            The record shows that defense counsel stipulated to the admission of the redacted diary, as long as adequate foundation was laid to establish references to appellant.  Because appellant failed to object to the admission of the diary at trial, he waived the objection unless he can show that the admission of the evidence constitutes plain error affectinghis substantial rights.  Griller, 583 N.W.2d at 740.  Our examination of the diary reveals that the parts of the diary admitted into evidence relate directly to the complainant’s activities with appellant and her feelings about him, and the redacted parts deal with other matters not relevant to a determination of the charges against appellant.  See State v. Enger, 539 N.W.2d 259, 262 (Minn. App. 1995) (upholding district court’s denial of complete access to criminal-sexual-conduct complainant’s complete diary on ground of relevance), review denied (Minn. Dec. 20, 1995).  Therefore, the admission of parts of the diary, after redaction, was not plain error affecting appellant’s substantial rights.
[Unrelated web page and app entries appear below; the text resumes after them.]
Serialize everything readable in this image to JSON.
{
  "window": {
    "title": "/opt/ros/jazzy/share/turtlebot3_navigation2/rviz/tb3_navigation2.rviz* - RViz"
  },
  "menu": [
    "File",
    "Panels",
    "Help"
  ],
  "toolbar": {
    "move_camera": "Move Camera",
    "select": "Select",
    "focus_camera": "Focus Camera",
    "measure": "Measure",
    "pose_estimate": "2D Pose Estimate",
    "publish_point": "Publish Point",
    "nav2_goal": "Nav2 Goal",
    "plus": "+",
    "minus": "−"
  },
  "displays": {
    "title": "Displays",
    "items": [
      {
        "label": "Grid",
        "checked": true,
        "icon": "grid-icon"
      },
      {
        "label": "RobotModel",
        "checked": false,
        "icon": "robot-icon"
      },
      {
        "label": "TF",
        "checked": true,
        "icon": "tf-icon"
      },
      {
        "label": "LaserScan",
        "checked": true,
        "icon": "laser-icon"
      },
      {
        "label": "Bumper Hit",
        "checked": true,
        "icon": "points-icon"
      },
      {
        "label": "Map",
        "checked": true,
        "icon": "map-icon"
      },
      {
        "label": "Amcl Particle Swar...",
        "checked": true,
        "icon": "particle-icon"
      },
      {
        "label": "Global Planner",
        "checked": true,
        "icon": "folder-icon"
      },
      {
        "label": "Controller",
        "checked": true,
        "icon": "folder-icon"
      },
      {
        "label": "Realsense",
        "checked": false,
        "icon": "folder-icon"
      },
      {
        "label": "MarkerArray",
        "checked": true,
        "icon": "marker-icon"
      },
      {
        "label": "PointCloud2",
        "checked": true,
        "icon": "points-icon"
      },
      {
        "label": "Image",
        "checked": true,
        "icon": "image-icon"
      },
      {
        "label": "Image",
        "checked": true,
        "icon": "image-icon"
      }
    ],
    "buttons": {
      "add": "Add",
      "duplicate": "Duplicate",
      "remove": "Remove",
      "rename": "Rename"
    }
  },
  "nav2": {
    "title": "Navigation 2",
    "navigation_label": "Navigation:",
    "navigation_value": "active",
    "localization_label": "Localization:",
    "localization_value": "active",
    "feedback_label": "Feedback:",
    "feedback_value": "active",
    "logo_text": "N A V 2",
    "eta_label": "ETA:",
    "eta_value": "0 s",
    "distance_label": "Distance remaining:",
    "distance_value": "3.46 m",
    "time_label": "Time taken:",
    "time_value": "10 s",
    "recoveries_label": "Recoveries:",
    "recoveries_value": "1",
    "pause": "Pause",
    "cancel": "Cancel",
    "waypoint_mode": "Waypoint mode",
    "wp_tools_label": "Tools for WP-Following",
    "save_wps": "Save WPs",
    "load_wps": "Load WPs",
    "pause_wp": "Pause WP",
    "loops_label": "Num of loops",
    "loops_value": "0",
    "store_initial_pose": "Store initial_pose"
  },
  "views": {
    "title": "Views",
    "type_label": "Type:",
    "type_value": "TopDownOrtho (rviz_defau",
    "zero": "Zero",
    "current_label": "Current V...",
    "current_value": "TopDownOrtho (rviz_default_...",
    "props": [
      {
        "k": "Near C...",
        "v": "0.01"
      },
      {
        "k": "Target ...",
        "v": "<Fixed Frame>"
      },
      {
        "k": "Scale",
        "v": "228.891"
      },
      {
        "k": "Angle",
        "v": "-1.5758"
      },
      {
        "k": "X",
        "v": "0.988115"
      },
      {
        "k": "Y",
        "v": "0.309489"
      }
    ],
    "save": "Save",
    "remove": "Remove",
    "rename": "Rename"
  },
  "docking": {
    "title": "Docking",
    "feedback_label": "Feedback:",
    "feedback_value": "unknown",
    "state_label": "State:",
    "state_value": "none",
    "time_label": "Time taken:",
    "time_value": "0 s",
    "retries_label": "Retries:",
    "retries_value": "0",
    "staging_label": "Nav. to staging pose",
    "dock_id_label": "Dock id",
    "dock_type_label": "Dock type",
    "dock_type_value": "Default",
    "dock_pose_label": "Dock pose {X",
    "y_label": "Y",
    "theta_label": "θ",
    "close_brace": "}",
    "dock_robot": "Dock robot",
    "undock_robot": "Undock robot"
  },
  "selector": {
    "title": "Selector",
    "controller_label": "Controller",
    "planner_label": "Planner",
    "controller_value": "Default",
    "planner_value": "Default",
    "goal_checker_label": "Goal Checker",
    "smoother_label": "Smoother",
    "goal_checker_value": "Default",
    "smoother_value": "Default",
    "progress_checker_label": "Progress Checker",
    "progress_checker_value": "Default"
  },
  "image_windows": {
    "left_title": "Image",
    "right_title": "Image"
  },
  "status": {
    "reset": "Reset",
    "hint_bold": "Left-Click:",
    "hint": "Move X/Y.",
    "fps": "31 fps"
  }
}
            Appellant finally argues that the cumulative weight of errors requires reversal or remand for a new trial.  See, e.g., State v. Underwood, 281 N.W.2d 337, 344 (Minn. 1979); State v. Post, 512 N.W.2d 99, 102 (Minn. 1994).  But cumulative error in a criminal-sexual-conduct case requires a series of  evidentiary and procedural errors that seriously prejudice the defendant.  See, e.g., State v. Peterson, 530 N.W.2d 843, 848 (Minn. App. 1995) (holding that cumulative effect of district court’s instruction, violation of confrontation rights, and prosecutorial misconduct in closing argument required reversal); State v. Jahnke, 353 N.W.2d 606, 609-11 (Minn. App. 1984) (concluding that extensive questioning on prior convictions, character evidence, and improper reference to polygraph test constituted denial of appellant’s right to fair trial).  We conclude that this record lacks such cumulative, prejudicial error.